(Excerpts from an interface dataset)
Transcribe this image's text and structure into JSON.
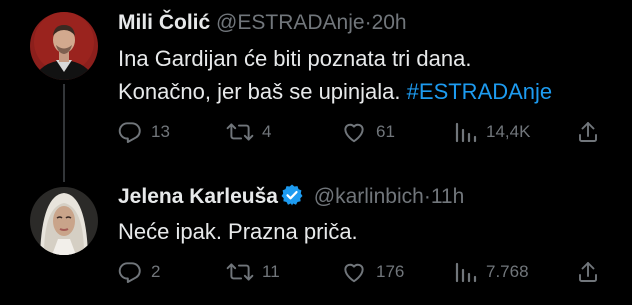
{
  "tweets": [
    {
      "author": {
        "display_name": "Mili Čolić",
        "handle": "@ESTRADAnje",
        "time": "20h",
        "verified": false
      },
      "text_line_1": "Ina Gardijan će biti poznata tri dana.",
      "text_line_2_prefix": "Konačno, jer baš se upinjala.",
      "hashtag": "#ESTRADAnje",
      "actions": {
        "replies": "13",
        "retweets": "4",
        "likes": "61",
        "views": "14,4K"
      }
    },
    {
      "author": {
        "display_name": "Jelena Karleuša",
        "handle": "@karlinbich",
        "time": "11h",
        "verified": true
      },
      "text_line_1": "Neće ipak. Prazna priča.",
      "actions": {
        "replies": "2",
        "retweets": "11",
        "likes": "176",
        "views": "7.768"
      }
    }
  ],
  "ui": {
    "separator": "·",
    "icons": [
      "reply-icon",
      "retweet-icon",
      "like-icon",
      "views-icon",
      "share-icon",
      "verified-badge-icon"
    ]
  },
  "colors": {
    "background": "#000000",
    "text_primary": "#e7e9ea",
    "text_secondary": "#71767b",
    "accent": "#1d9bf0",
    "thread_line": "#333639"
  }
}
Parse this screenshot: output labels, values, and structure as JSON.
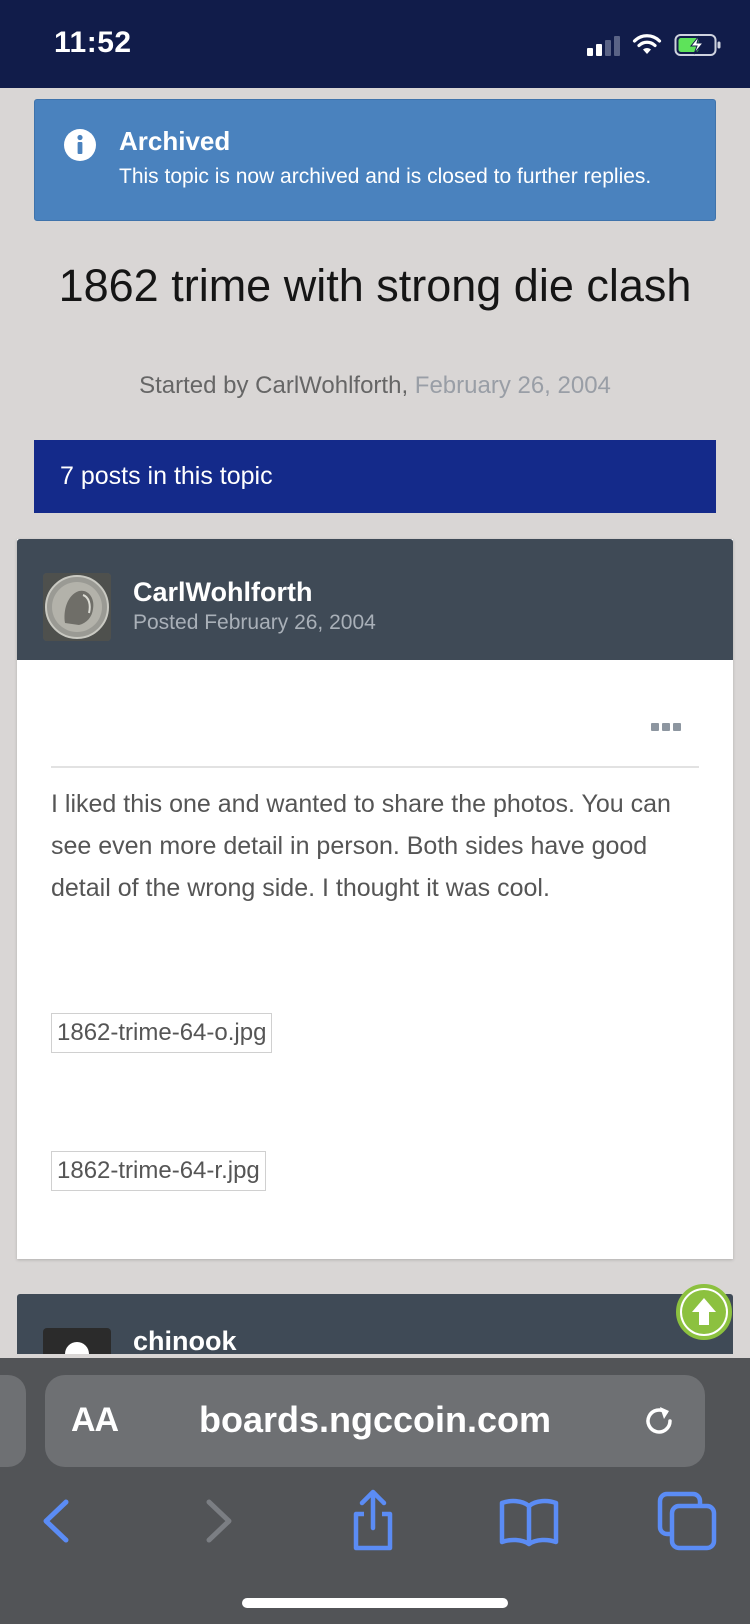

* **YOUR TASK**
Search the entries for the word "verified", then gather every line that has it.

* **EXPECTED OUTPUT**
        "verified": false
        "verified": true
      "verified-badge-icon"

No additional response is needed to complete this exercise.